TALLINN/LONDON: Experts agreed on Friday that the Russian invasion of Ukraine must lead to a Europe-wide rethink about how it approaches security and its transatlantic relationship with the US.
During a Lennart Meri Conference panel, academics and think-tank analysts joined Baltic prime ministers to discuss how the continent can best adapt and overcome ongoing economic and political crises in a unified manner.
According to the panel, the Russia-Ukraine conflict has posed the biggest test of European unity since the end of the Cold War, but also exposed the hollowness of its defensive capabilities and highlighted the need to bolster its defense industrial capacity.
Europe’s relationship with the US as a result of the conflict was also a key topic on the agenda.

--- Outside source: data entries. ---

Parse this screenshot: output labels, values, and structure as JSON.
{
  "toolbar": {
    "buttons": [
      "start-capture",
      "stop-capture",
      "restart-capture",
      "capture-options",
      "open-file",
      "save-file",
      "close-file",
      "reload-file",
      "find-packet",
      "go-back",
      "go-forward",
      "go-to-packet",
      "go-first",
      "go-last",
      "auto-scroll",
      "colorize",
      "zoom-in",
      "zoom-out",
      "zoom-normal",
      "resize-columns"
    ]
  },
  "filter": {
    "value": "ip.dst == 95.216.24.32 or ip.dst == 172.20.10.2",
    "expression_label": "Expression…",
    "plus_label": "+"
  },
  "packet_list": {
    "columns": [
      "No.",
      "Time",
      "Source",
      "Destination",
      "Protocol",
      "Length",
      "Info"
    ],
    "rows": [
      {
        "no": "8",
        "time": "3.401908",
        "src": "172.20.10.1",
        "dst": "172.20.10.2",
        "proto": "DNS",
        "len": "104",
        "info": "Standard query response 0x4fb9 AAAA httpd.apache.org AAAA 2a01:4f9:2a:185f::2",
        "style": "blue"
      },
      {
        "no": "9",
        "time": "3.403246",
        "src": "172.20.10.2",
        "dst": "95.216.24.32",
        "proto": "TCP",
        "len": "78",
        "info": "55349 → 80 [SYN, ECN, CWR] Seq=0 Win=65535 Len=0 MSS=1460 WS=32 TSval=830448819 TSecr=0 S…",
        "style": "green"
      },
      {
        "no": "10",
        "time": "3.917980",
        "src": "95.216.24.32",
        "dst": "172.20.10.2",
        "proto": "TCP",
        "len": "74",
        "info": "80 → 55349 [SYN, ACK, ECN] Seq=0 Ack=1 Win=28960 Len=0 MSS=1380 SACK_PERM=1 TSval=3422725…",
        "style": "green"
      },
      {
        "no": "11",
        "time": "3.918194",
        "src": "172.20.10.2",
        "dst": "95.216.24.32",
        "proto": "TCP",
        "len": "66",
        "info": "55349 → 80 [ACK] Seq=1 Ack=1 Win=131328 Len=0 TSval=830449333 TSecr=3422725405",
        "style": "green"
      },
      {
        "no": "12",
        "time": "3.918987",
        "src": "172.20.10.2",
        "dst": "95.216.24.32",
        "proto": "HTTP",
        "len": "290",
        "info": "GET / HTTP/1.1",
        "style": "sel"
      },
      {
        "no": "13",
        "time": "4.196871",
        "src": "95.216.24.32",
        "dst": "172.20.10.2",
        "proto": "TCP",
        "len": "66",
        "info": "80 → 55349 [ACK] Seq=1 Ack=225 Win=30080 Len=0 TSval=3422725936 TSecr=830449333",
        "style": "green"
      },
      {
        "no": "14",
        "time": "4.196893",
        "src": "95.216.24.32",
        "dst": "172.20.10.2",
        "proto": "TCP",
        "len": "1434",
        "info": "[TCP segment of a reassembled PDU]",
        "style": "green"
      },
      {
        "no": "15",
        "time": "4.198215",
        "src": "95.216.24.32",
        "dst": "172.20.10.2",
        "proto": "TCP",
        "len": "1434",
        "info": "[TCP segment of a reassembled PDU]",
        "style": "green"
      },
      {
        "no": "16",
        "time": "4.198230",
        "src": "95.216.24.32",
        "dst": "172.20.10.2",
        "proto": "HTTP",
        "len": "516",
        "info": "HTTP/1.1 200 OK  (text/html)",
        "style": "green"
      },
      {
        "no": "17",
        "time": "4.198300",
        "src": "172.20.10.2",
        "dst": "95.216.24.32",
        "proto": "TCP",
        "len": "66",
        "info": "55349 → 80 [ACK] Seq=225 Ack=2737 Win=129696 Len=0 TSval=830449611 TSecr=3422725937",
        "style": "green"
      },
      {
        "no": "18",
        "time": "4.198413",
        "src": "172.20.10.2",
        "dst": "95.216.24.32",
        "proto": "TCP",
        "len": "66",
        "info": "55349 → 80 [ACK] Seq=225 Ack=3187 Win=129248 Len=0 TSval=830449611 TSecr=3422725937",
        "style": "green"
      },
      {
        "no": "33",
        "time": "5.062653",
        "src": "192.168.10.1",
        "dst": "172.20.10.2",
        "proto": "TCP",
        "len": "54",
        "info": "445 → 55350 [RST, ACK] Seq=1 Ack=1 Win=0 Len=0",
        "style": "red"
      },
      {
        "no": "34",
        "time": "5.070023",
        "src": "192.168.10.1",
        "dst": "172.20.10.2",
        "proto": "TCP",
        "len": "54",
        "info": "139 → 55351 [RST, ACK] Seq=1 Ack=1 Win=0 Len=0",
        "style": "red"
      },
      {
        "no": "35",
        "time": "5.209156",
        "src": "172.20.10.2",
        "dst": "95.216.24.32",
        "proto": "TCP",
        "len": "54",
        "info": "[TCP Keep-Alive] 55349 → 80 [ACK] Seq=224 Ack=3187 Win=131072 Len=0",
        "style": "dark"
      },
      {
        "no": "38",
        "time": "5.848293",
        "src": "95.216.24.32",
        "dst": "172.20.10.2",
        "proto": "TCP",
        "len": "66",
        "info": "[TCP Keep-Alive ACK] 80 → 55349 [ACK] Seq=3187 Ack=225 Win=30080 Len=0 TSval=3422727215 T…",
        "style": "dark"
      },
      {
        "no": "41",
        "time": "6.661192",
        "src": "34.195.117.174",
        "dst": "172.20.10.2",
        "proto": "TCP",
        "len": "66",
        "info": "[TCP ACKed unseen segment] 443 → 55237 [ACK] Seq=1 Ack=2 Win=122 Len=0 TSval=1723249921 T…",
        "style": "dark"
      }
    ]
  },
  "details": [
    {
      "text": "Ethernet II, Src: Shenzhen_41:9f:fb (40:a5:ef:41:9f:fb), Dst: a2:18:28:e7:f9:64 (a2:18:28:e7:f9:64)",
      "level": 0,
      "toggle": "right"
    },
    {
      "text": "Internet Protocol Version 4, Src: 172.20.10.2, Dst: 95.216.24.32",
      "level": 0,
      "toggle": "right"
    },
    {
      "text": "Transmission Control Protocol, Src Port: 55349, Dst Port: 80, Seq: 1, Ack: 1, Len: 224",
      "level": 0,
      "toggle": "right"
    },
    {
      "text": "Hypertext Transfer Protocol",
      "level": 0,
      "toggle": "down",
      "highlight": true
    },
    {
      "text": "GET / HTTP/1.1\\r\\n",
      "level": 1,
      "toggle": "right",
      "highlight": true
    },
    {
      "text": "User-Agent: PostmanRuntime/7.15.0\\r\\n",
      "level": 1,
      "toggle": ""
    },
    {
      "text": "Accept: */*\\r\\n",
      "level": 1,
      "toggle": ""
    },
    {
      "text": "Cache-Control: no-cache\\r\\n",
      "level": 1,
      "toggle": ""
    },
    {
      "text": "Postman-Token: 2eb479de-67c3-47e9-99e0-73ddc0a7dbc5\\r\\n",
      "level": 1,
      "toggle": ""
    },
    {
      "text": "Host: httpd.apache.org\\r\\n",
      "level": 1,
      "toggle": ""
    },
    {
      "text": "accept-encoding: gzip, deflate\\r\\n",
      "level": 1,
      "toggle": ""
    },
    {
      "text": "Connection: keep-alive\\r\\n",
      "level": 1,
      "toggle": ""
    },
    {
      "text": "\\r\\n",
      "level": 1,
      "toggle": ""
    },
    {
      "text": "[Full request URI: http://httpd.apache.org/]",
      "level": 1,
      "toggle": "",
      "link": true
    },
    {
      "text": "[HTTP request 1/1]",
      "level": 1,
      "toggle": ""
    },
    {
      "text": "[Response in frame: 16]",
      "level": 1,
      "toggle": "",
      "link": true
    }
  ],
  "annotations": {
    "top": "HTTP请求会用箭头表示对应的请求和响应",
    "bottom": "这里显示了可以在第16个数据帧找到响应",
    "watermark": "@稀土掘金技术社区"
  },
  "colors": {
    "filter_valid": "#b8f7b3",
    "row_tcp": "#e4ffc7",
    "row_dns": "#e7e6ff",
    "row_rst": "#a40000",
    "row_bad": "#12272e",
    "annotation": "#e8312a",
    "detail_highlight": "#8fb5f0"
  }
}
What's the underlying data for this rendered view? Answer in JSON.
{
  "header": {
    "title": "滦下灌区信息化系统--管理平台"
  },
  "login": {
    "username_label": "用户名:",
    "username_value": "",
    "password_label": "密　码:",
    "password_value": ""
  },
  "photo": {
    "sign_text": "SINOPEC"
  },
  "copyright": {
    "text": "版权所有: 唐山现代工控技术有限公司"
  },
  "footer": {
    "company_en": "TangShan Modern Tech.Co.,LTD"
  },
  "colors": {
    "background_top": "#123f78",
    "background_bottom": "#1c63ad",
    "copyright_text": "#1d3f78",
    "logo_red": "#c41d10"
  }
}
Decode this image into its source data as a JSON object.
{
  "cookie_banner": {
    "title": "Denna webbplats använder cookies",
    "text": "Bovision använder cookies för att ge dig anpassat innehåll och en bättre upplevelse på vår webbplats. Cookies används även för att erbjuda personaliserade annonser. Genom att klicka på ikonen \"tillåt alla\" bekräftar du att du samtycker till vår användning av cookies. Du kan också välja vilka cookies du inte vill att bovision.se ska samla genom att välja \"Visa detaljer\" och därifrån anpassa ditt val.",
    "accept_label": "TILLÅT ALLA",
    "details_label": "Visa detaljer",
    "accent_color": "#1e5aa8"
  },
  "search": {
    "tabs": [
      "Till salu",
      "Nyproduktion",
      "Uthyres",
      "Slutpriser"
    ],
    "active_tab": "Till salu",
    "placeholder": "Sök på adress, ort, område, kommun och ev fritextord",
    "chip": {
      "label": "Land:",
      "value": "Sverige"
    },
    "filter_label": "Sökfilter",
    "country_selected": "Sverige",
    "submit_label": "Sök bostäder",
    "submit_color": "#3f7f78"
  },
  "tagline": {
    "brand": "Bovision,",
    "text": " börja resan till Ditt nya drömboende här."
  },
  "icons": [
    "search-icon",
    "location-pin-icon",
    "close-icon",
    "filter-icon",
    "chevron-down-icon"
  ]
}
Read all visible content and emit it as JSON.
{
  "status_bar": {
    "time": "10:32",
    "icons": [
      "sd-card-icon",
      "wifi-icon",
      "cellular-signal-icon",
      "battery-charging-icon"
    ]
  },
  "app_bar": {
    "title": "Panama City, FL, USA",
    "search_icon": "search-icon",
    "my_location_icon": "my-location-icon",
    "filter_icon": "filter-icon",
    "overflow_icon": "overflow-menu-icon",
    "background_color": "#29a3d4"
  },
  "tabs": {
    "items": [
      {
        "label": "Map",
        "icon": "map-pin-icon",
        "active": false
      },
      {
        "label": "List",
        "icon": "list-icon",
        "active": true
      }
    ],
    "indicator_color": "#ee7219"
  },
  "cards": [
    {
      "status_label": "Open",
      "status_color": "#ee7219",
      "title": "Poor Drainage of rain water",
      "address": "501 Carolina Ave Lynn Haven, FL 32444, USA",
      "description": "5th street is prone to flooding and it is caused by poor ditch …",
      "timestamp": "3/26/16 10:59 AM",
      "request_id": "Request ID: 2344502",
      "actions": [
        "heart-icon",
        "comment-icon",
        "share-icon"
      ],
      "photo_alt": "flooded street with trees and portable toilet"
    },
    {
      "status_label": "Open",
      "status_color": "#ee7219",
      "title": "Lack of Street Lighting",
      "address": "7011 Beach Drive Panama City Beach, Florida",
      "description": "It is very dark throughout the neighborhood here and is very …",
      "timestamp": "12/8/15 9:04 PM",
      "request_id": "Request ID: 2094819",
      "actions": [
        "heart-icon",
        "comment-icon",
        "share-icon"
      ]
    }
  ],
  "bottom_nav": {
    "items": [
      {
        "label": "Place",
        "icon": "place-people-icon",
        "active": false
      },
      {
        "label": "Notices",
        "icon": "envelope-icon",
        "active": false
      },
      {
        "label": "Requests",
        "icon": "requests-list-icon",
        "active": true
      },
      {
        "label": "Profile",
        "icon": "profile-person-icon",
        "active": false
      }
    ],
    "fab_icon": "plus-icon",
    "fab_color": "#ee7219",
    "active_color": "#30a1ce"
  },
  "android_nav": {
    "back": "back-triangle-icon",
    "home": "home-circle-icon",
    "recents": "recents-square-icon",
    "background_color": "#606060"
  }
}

The Prime Minister of Latvia Krisjanis Karins said the conflict in Ukraine and the growing influence of China had brought Europe and the US closer together, with Washington more engaged in European affairs than it was before.
He said: “I’ve spent a lot of time thinking about how we can make this relationship stronger, because I’m convinced from the European side it’s in our interest, but equally convinced it’s a big self-interest to the US side.
“We are all starting to come around to the realization that what we have is a full military dependence on the US through NATO; it’s there. The question is: What more can we do to make us a stronger partner for the US? Not to decouple, because we and the US face many challenges.”
Ingrida Simonyte, the prime minister of Lithuania, said the EU was, at its core, a peace project. She added that the conflict in Ukraine had forced the EU and its allies into considering the best ways to defend that hard-earned peace, even if through less-than-peaceful means.
She added: “I don’t want to say we have special (perspective) in the region; we just have a living memory of our past.
“Even for myself, I have (a memory) of 15 years of occupation of Lithuania by the Soviet Union and, for me, never again means never again. I just don’t want to see that happening again.”
Estonian Prime Minister Kaja Kallas said it was vital that Europe and the wider West worked together toward holding those responsible for Russian “crimes of aggression” accountable for their actions.
She said: “Russia must be held accountable. There can be no impunity, no immunity.
“A year ago, it was thought unimaginable that (Vladimir) Putin would be issued an arrest warrant by the ICC (International Criminal Court). Just six months ago, most were not prepared to publicly support the idea of a special tribunal for crimes of aggression. Now we’re at the point of no return.”
Simonyte agreed, saying: “There will be no sustainable peace in Europe if Ukraine falls. Russia will regroup, rearm and come for someone next.
“To avoid this, Russia must be expelled from the territory of Ukraine, bear the costs of its recovery, and the perpetrators of war crimes must be brought to justice.”